Supplied records Start Marker

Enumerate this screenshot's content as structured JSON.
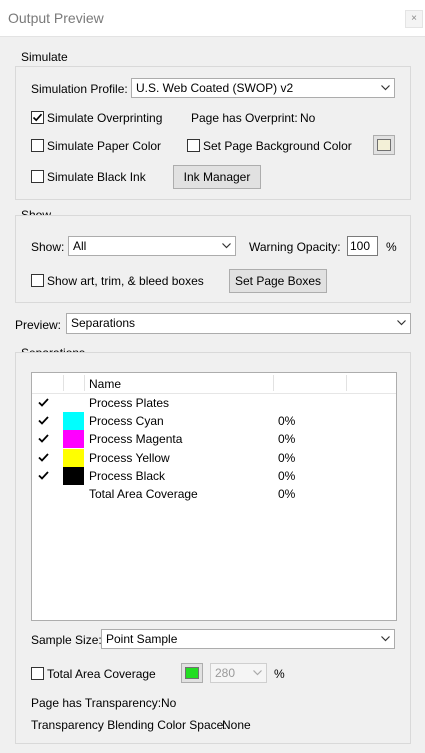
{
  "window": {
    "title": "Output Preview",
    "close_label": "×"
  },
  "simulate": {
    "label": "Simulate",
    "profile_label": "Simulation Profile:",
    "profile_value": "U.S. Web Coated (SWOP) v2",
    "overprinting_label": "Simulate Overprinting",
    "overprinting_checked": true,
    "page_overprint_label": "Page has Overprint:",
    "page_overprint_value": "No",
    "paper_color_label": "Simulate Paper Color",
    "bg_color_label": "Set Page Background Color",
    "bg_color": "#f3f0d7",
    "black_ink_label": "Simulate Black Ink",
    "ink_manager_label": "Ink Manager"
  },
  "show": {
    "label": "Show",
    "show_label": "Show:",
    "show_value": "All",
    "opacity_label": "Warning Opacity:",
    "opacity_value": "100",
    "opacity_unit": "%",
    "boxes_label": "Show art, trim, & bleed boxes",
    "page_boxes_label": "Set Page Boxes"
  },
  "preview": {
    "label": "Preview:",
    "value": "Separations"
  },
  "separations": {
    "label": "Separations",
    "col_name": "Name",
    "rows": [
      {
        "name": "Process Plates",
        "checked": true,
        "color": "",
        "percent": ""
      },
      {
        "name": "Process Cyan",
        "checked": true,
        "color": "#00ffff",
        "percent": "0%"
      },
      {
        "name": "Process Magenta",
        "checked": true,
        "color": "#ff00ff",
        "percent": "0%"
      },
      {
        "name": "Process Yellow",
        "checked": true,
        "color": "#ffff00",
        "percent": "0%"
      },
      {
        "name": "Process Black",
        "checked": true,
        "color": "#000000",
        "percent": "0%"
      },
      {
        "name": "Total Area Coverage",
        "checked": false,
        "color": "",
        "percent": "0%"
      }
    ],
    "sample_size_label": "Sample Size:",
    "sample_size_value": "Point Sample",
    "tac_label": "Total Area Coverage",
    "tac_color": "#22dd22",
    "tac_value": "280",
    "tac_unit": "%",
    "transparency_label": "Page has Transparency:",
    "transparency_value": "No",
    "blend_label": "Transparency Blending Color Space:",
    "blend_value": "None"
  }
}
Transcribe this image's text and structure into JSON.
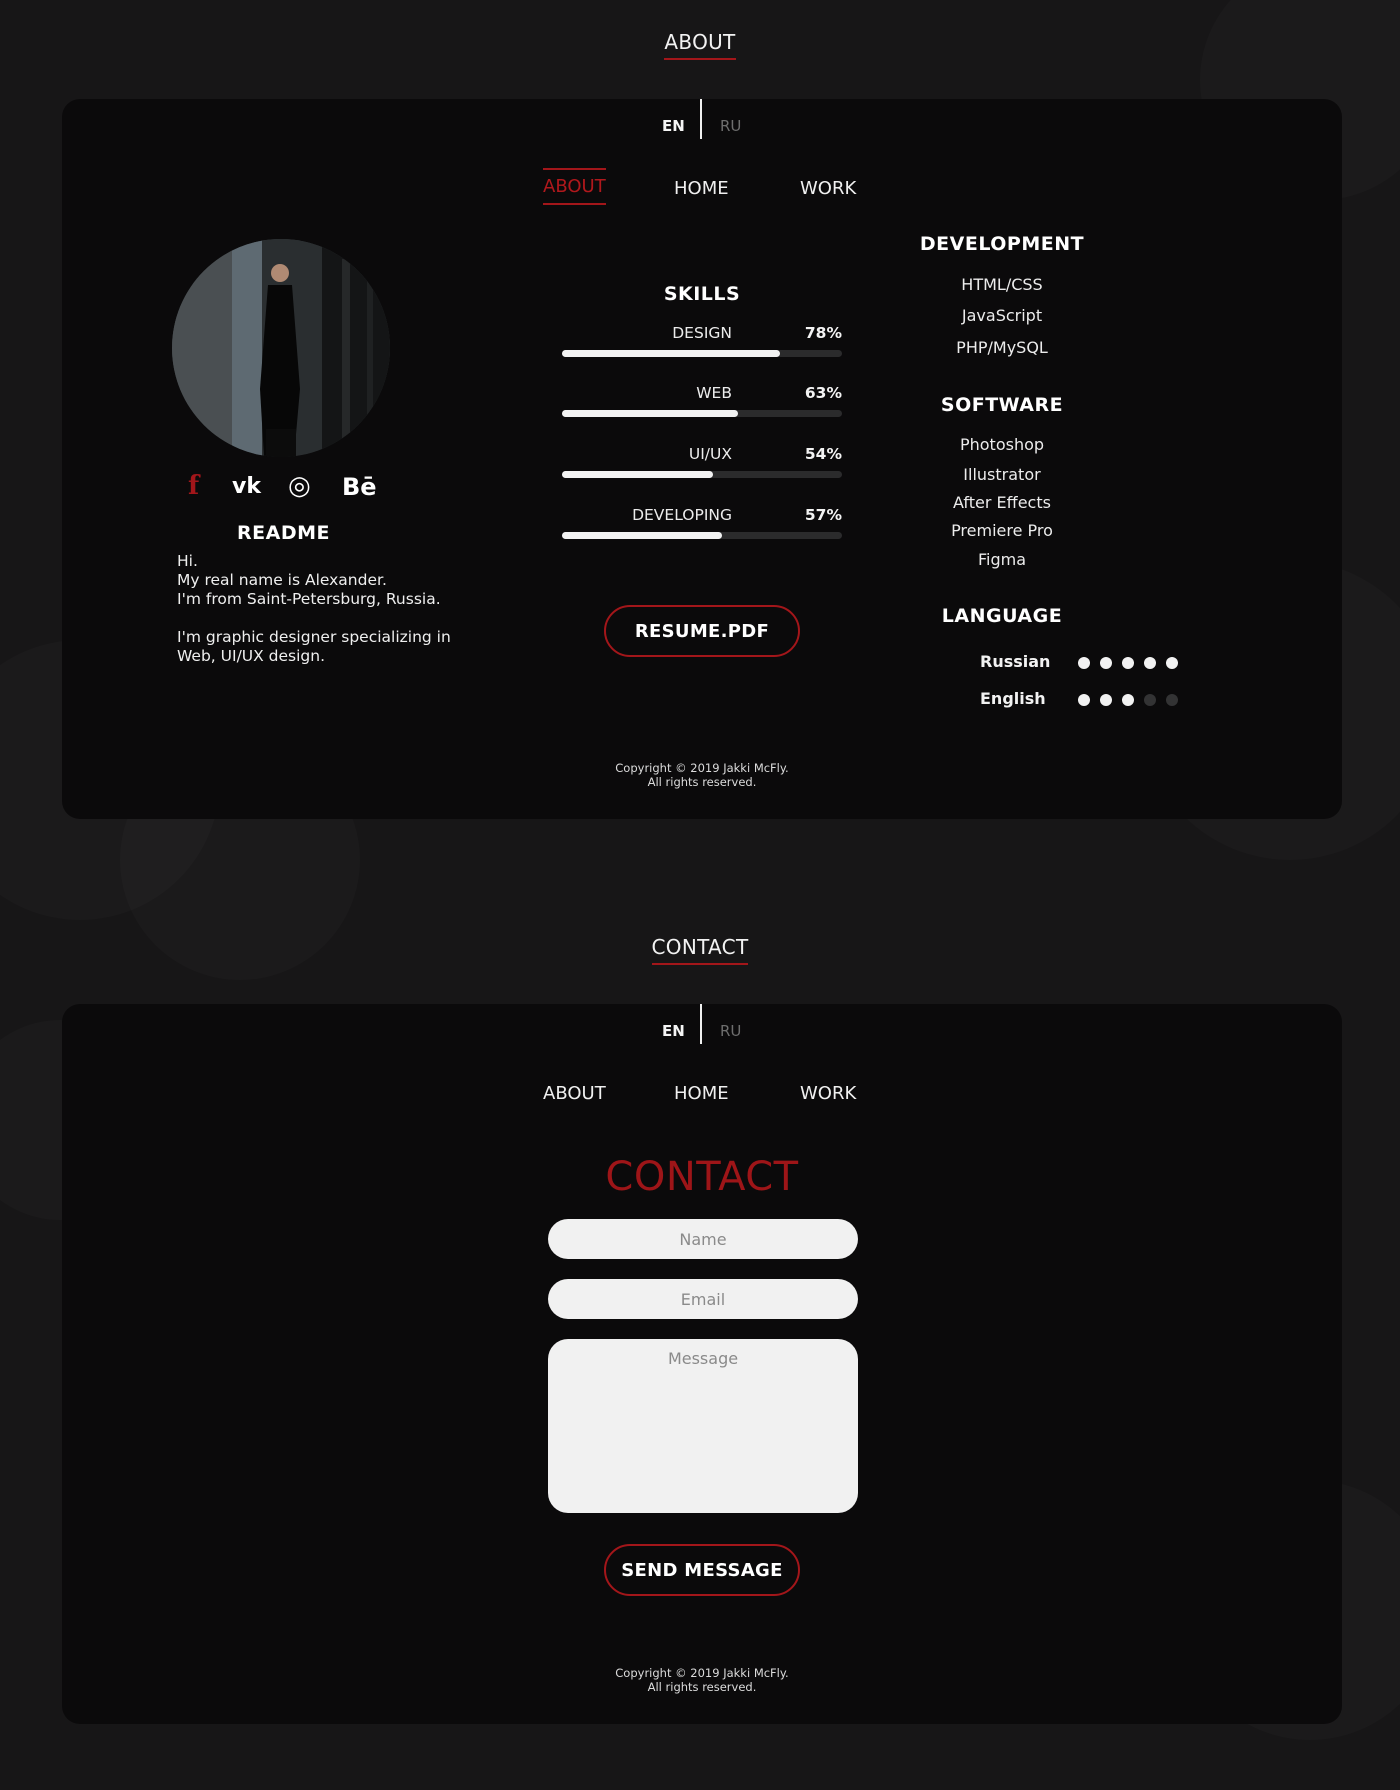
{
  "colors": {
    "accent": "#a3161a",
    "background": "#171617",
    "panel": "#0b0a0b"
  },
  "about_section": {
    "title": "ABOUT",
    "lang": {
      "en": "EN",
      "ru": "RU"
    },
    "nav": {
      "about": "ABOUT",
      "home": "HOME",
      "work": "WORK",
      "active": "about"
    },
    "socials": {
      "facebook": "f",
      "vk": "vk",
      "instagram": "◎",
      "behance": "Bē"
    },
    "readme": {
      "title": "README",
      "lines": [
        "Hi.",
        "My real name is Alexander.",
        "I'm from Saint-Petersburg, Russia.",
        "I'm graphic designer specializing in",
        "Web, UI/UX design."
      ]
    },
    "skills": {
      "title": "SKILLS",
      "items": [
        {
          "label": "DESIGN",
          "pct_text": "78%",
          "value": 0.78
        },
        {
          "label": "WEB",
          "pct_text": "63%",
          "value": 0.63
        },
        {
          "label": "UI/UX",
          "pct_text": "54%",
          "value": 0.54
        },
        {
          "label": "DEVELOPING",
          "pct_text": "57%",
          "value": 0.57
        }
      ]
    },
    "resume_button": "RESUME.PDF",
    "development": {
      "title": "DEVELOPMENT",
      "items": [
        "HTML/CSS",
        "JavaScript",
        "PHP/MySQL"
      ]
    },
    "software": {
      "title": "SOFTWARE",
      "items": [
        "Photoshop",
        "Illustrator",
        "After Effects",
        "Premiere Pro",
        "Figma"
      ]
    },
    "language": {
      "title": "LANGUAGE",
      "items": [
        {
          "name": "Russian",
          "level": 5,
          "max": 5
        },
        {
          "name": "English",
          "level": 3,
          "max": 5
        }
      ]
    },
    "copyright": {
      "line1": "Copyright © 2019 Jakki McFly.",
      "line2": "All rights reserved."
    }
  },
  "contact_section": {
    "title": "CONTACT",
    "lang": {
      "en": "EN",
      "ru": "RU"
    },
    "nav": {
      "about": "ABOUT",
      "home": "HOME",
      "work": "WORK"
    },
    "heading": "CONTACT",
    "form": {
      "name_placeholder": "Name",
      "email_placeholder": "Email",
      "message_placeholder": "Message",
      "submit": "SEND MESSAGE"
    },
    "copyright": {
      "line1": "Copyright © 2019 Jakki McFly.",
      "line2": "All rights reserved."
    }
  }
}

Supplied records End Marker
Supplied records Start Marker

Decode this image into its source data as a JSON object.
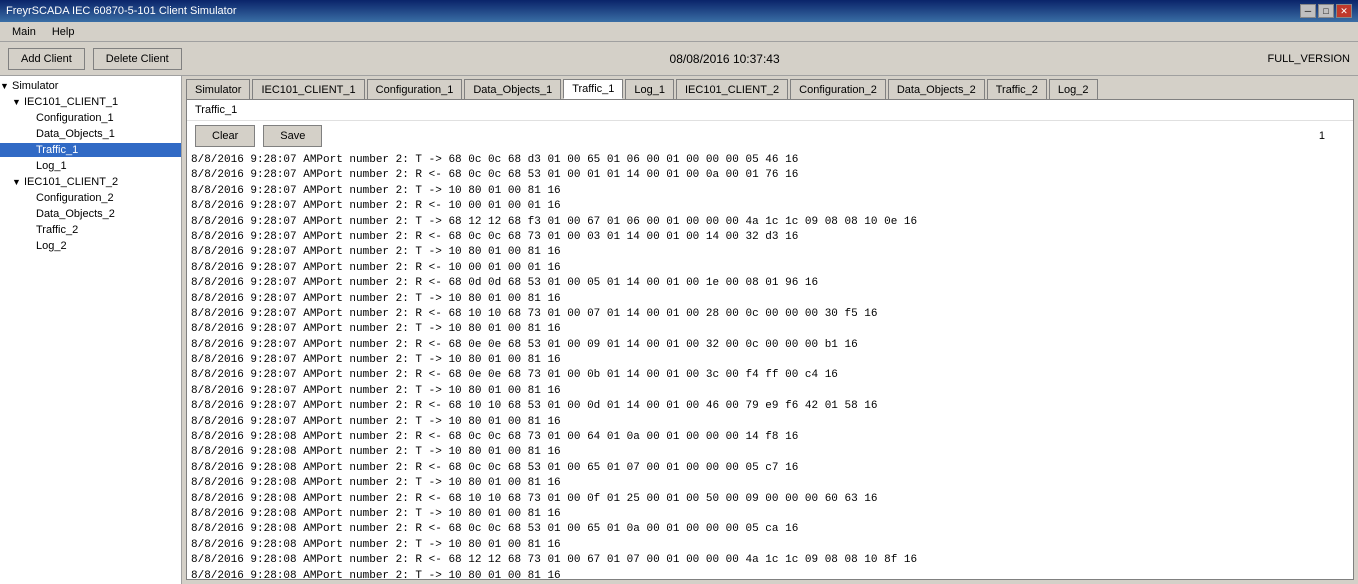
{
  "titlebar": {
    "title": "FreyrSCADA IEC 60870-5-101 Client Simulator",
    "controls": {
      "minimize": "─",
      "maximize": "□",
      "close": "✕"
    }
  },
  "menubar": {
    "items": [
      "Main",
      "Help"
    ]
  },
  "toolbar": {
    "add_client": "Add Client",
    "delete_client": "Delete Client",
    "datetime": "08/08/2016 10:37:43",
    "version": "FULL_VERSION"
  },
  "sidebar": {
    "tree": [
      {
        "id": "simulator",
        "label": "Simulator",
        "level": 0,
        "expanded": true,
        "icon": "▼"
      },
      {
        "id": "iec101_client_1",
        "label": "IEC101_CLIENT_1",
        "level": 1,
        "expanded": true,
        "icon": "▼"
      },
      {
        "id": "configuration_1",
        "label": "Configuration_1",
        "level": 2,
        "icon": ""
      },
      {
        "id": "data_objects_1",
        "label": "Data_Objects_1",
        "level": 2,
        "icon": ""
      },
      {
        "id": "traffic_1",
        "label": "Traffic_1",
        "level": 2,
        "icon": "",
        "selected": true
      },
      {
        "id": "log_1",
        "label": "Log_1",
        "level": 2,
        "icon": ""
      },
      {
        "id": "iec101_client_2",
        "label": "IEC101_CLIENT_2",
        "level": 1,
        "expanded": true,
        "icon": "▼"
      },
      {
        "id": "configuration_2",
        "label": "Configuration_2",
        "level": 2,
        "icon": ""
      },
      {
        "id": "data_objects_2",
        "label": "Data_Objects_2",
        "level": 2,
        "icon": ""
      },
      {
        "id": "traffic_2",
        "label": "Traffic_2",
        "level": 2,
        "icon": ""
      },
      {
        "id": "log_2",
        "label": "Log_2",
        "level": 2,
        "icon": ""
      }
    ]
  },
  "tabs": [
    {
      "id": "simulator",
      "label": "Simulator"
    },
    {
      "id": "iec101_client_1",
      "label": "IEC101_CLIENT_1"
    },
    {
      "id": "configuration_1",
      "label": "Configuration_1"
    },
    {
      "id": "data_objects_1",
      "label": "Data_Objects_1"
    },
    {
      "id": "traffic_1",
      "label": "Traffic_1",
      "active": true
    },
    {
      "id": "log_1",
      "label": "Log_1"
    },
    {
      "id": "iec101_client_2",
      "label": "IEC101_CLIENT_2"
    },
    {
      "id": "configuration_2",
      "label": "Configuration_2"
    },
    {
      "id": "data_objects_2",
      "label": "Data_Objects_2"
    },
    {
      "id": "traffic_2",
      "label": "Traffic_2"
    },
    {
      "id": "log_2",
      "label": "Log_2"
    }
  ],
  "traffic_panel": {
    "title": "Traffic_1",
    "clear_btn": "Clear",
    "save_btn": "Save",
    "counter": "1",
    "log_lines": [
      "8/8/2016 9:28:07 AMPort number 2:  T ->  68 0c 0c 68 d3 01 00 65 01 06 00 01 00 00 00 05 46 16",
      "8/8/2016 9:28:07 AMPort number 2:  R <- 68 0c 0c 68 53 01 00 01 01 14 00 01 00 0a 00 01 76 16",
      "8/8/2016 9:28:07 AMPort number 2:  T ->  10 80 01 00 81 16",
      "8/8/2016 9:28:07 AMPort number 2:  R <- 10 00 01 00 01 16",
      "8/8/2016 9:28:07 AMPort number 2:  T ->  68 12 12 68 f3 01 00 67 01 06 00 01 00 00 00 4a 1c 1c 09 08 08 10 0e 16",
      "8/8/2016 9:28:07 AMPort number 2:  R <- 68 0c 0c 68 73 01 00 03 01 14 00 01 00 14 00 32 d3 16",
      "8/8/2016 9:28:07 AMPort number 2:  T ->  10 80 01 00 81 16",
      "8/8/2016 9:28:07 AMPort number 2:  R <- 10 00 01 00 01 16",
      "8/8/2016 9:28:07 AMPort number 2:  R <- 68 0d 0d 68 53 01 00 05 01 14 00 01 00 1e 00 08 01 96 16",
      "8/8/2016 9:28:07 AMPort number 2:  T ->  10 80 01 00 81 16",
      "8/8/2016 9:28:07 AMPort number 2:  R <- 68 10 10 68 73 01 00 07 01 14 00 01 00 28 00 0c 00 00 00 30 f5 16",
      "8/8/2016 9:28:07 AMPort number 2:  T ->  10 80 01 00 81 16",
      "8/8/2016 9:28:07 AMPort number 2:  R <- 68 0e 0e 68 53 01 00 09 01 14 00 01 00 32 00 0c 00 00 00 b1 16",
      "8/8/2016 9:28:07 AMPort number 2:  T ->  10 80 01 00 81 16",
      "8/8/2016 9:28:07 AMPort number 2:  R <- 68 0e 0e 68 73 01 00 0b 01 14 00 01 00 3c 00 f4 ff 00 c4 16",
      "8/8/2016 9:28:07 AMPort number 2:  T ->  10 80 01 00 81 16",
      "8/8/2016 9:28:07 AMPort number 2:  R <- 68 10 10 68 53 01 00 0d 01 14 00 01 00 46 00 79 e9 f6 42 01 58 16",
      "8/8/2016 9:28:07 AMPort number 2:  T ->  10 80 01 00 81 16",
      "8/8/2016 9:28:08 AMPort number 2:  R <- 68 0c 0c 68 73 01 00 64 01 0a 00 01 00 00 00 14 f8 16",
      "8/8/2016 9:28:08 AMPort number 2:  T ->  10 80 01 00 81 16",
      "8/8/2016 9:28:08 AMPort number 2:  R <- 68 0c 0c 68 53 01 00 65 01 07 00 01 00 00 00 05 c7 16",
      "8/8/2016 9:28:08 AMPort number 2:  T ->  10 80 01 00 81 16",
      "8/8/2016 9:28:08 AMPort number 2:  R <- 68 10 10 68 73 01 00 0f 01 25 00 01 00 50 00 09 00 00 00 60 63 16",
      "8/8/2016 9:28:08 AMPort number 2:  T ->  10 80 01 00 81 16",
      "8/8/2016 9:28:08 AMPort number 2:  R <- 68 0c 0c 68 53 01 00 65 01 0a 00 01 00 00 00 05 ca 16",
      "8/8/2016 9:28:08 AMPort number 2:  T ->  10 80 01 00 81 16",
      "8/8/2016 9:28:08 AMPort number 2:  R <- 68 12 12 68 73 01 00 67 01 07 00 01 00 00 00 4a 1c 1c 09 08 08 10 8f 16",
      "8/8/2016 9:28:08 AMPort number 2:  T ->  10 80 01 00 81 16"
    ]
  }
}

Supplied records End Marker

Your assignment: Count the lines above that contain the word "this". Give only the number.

Response: 3